### Task to carry out
Give the entries again exactly, every one of them.

### Data provided

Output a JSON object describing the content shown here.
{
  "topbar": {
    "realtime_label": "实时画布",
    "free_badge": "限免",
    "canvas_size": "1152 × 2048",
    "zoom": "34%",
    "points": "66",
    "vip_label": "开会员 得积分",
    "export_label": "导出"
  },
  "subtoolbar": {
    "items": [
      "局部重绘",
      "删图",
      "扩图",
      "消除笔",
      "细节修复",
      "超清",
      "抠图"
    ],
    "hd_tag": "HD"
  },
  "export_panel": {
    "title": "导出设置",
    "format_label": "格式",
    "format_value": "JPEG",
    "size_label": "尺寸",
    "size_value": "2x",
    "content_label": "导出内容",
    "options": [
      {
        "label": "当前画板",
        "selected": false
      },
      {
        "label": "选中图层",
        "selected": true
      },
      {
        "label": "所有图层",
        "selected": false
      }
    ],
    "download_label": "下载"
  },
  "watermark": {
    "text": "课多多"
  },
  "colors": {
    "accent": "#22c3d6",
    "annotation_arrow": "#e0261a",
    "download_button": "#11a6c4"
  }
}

### Solution for this task
Output a JSON object describing the content shown here.
{
  "topbar": {
    "realtime_label": "实时画布",
    "free_badge": "限免",
    "canvas_size": "1152 × 2048",
    "zoom": "34%",
    "points": "66",
    "vip_label": "开会员 得积分",
    "export_label": "导出"
  },
  "subtoolbar": {
    "items": [
      "局部重绘",
      "删图",
      "扩图",
      "消除笔",
      "细节修复",
      "超清",
      "抠图"
    ],
    "hd_tag": "HD"
  },
  "export_panel": {
    "title": "导出设置",
    "format_label": "格式",
    "format_value": "JPEG",
    "size_label": "尺寸",
    "size_value": "2x",
    "content_label": "导出内容",
    "options": [
      {
        "label": "当前画板",
        "selected": false
      },
      {
        "label": "选中图层",
        "selected": true
      },
      {
        "label": "所有图层",
        "selected": false
      }
    ],
    "download_label": "下载"
  },
  "watermark": {
    "text": "课多多"
  },
  "colors": {
    "accent": "#22c3d6",
    "annotation_arrow": "#e0261a",
    "download_button": "#11a6c4"
  }
}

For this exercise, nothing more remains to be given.